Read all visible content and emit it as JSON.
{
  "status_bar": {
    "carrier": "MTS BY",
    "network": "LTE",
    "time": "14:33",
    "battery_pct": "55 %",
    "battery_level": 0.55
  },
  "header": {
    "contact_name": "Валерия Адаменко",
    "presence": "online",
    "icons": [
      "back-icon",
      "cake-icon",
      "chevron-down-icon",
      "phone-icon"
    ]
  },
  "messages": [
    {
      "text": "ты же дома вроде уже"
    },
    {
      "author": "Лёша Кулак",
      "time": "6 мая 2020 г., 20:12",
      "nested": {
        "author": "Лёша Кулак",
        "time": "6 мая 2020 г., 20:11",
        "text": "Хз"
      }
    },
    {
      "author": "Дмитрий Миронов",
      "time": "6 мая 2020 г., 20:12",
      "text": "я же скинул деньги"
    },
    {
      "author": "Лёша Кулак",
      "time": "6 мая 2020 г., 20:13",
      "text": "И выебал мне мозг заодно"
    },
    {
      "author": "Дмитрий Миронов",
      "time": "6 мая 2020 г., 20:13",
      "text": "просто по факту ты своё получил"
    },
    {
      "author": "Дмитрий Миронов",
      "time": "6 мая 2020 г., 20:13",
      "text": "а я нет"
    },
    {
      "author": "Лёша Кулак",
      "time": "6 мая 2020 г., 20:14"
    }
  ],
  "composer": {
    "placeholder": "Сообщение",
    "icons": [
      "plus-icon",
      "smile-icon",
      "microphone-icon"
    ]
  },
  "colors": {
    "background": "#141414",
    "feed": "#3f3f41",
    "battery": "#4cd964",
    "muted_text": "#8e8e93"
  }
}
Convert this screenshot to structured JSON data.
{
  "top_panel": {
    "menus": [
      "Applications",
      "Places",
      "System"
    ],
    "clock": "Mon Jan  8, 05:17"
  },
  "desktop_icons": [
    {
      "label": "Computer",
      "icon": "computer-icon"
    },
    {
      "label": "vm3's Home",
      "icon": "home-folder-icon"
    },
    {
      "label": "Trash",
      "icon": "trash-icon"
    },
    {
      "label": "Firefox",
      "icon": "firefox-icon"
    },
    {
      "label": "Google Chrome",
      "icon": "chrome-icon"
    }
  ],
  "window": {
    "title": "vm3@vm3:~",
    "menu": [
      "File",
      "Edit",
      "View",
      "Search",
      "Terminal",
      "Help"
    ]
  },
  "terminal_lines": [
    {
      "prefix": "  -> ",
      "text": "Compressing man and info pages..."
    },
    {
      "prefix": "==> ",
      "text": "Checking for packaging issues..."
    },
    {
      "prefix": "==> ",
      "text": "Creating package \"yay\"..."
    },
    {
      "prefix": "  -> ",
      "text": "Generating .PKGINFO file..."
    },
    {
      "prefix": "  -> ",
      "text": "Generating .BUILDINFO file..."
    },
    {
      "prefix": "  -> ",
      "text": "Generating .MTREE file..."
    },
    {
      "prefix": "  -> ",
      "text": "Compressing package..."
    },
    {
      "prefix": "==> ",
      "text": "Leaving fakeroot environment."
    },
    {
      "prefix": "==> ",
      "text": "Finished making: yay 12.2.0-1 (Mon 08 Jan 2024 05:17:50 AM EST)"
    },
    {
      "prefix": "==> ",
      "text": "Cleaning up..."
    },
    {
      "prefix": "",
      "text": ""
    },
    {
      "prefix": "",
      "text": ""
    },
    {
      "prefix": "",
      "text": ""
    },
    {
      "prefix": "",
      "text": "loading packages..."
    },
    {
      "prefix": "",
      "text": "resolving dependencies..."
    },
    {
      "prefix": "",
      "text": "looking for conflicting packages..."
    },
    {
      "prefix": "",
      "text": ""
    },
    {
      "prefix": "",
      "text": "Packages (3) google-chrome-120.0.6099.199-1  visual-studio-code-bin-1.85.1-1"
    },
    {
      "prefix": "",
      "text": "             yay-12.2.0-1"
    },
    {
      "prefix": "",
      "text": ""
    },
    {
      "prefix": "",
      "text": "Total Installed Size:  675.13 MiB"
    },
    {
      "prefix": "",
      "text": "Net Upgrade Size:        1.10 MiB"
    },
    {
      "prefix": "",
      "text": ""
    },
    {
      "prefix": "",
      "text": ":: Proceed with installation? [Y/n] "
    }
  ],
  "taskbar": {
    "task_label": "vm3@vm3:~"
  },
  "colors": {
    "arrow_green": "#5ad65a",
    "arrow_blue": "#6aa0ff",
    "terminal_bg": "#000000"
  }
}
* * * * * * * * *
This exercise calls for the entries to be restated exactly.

> **Response area**
Read all visible content and emit it as JSON.
{
  "status_bar": {
    "carrier": "MTS BY",
    "network": "LTE",
    "time": "14:33",
    "battery_pct": "55 %",
    "battery_level": 0.55
  },
  "header": {
    "contact_name": "Валерия Адаменко",
    "presence": "online",
    "icons": [
      "back-icon",
      "cake-icon",
      "chevron-down-icon",
      "phone-icon"
    ]
  },
  "messages": [
    {
      "text": "ты же дома вроде уже"
    },
    {
      "author": "Лёша Кулак",
      "time": "6 мая 2020 г., 20:12",
      "nested": {
        "author": "Лёша Кулак",
        "time": "6 мая 2020 г., 20:11",
        "text": "Хз"
      }
    },
    {
      "author": "Дмитрий Миронов",
      "time": "6 мая 2020 г., 20:12",
      "text": "я же скинул деньги"
    },
    {
      "author": "Лёша Кулак",
      "time": "6 мая 2020 г., 20:13",
      "text": "И выебал мне мозг заодно"
    },
    {
      "author": "Дмитрий Миронов",
      "time": "6 мая 2020 г., 20:13",
      "text": "просто по факту ты своё получил"
    },
    {
      "author": "Дмитрий Миронов",
      "time": "6 мая 2020 г., 20:13",
      "text": "а я нет"
    },
    {
      "author": "Лёша Кулак",
      "time": "6 мая 2020 г., 20:14"
    }
  ],
  "composer": {
    "placeholder": "Сообщение",
    "icons": [
      "plus-icon",
      "smile-icon",
      "microphone-icon"
    ]
  },
  "colors": {
    "background": "#141414",
    "feed": "#3f3f41",
    "battery": "#4cd964",
    "muted_text": "#8e8e93"
  }
}
Convert this screenshot to structured JSON data.
{
  "top_panel": {
    "menus": [
      "Applications",
      "Places",
      "System"
    ],
    "clock": "Mon Jan  8, 05:17"
  },
  "desktop_icons": [
    {
      "label": "Computer",
      "icon": "computer-icon"
    },
    {
      "label": "vm3's Home",
      "icon": "home-folder-icon"
    },
    {
      "label": "Trash",
      "icon": "trash-icon"
    },
    {
      "label": "Firefox",
      "icon": "firefox-icon"
    },
    {
      "label": "Google Chrome",
      "icon": "chrome-icon"
    }
  ],
  "window": {
    "title": "vm3@vm3:~",
    "menu": [
      "File",
      "Edit",
      "View",
      "Search",
      "Terminal",
      "Help"
    ]
  },
  "terminal_lines": [
    {
      "prefix": "  -> ",
      "text": "Compressing man and info pages..."
    },
    {
      "prefix": "==> ",
      "text": "Checking for packaging issues..."
    },
    {
      "prefix": "==> ",
      "text": "Creating package \"yay\"..."
    },
    {
      "prefix": "  -> ",
      "text": "Generating .PKGINFO file..."
    },
    {
      "prefix": "  -> ",
      "text": "Generating .BUILDINFO file..."
    },
    {
      "prefix": "  -> ",
      "text": "Generating .MTREE file..."
    },
    {
      "prefix": "  -> ",
      "text": "Compressing package..."
    },
    {
      "prefix": "==> ",
      "text": "Leaving fakeroot environment."
    },
    {
      "prefix": "==> ",
      "text": "Finished making: yay 12.2.0-1 (Mon 08 Jan 2024 05:17:50 AM EST)"
    },
    {
      "prefix": "==> ",
      "text": "Cleaning up..."
    },
    {
      "prefix": "",
      "text": ""
    },
    {
      "prefix": "",
      "text": ""
    },
    {
      "prefix": "",
      "text": ""
    },
    {
      "prefix": "",
      "text": "loading packages..."
    },
    {
      "prefix": "",
      "text": "resolving dependencies..."
    },
    {
      "prefix": "",
      "text": "looking for conflicting packages..."
    },
    {
      "prefix": "",
      "text": ""
    },
    {
      "prefix": "",
      "text": "Packages (3) google-chrome-120.0.6099.199-1  visual-studio-code-bin-1.85.1-1"
    },
    {
      "prefix": "",
      "text": "             yay-12.2.0-1"
    },
    {
      "prefix": "",
      "text": ""
    },
    {
      "prefix": "",
      "text": "Total Installed Size:  675.13 MiB"
    },
    {
      "prefix": "",
      "text": "Net Upgrade Size:        1.10 MiB"
    },
    {
      "prefix": "",
      "text": ""
    },
    {
      "prefix": "",
      "text": ":: Proceed with installation? [Y/n] "
    }
  ],
  "taskbar": {
    "task_label": "vm3@vm3:~"
  },
  "colors": {
    "arrow_green": "#5ad65a",
    "arrow_blue": "#6aa0ff",
    "terminal_bg": "#000000"
  }
}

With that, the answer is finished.